I’d really recommend getting in touch with a fertility awareness educator to help you learn the ropes. FAM isn’t complicated, but if you want to use FAM for birth control, an educator can help you feel really confident in the method. It is also recommended that you wait at least three ovulatory cycles before relying on FAM for birth control.
You can find a thermometer that goes to two decimal places and something to chart with. Many women love the ease of apps like Kindara, Femometer, Fertility Friend, or Read Your Body. Or you can use paper charts.
And the book Taking Charge of Your Fertility is a really in-depth overview of what’s all involved in using FAM.
As I said, FAM isn’t complicated, but there can be a learning curve to taking some of the information in and applying it to our lives. This is because a lot of the knowledge gained in FAM isn’t something we learn growing up. I find that most people only really try to understand their fertility when they want to get pregnant. The truth is, fertility is SO much more than getting pregnant. Our hormones and our cycles are a beautiful part of who we are. When we live in line with the ebb and flow of our cycles we can find a whole lot more ease and flow in our own life.

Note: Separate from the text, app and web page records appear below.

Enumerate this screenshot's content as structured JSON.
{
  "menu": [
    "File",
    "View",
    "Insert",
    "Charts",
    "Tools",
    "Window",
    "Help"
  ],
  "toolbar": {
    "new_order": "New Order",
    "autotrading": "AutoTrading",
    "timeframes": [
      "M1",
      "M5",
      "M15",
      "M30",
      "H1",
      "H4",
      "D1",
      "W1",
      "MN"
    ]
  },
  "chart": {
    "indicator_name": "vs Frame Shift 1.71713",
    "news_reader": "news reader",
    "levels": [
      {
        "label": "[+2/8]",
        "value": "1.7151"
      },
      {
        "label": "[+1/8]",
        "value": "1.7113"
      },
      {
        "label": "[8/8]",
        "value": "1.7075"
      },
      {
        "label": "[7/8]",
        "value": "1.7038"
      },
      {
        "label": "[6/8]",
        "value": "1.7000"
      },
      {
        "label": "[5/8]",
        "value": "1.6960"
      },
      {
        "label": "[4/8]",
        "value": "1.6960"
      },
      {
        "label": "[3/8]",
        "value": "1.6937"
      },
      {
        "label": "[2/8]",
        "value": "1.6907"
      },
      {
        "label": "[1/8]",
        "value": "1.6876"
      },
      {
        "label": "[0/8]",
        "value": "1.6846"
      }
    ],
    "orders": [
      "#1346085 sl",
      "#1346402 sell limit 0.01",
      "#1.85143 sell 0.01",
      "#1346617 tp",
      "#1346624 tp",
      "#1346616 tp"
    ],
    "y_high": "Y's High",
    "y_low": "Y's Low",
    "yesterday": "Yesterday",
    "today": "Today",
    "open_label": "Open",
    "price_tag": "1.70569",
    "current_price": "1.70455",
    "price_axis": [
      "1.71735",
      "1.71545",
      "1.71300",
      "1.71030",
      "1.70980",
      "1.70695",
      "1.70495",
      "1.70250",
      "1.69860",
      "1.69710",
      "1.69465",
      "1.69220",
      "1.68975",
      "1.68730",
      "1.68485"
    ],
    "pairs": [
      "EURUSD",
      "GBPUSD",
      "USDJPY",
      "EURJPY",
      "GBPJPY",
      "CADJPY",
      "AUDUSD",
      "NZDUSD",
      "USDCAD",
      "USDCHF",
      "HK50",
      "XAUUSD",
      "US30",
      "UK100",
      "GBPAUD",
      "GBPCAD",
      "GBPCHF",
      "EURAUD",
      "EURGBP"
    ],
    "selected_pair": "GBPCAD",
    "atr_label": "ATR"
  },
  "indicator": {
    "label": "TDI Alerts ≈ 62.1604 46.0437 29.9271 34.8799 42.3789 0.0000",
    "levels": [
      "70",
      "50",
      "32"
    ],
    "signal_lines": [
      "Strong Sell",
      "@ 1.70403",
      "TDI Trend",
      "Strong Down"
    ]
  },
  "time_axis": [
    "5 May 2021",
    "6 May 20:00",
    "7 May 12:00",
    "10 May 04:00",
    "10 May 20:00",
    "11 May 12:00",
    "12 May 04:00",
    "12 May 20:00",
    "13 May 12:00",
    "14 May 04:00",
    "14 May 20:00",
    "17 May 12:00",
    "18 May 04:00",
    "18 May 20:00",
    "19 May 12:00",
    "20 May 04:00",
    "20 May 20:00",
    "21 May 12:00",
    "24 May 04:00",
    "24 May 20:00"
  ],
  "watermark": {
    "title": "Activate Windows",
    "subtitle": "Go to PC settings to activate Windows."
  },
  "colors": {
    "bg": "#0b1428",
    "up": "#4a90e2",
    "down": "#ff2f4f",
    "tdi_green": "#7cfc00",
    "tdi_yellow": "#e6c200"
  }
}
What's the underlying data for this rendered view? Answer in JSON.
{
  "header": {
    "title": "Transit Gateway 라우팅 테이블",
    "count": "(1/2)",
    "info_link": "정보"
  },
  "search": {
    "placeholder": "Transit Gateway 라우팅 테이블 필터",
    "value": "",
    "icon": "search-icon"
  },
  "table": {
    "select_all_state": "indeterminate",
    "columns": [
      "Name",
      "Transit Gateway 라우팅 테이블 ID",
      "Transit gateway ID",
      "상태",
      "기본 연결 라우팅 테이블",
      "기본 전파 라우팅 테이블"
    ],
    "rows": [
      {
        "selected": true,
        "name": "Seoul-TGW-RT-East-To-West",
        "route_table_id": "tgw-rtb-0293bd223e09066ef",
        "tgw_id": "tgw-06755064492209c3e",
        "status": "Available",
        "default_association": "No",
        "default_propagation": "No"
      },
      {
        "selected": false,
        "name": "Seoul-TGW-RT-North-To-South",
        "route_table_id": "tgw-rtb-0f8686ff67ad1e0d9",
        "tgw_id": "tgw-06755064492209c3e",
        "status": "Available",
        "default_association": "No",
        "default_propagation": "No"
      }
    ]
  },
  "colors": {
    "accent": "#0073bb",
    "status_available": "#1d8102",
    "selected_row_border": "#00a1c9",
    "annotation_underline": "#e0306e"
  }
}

Here is another blog post with more in-depth info about FAM!
Written by: Nathalie Daudet
Nathalie Daudet is a fertility awareness educator (FEMM) and social worker based in Winnipeg, Canada. You can learn more about her FAM courses and read blog posts about FAM at fertilityawarenessproject.ca or on Instagram @fertilityawarenessproject.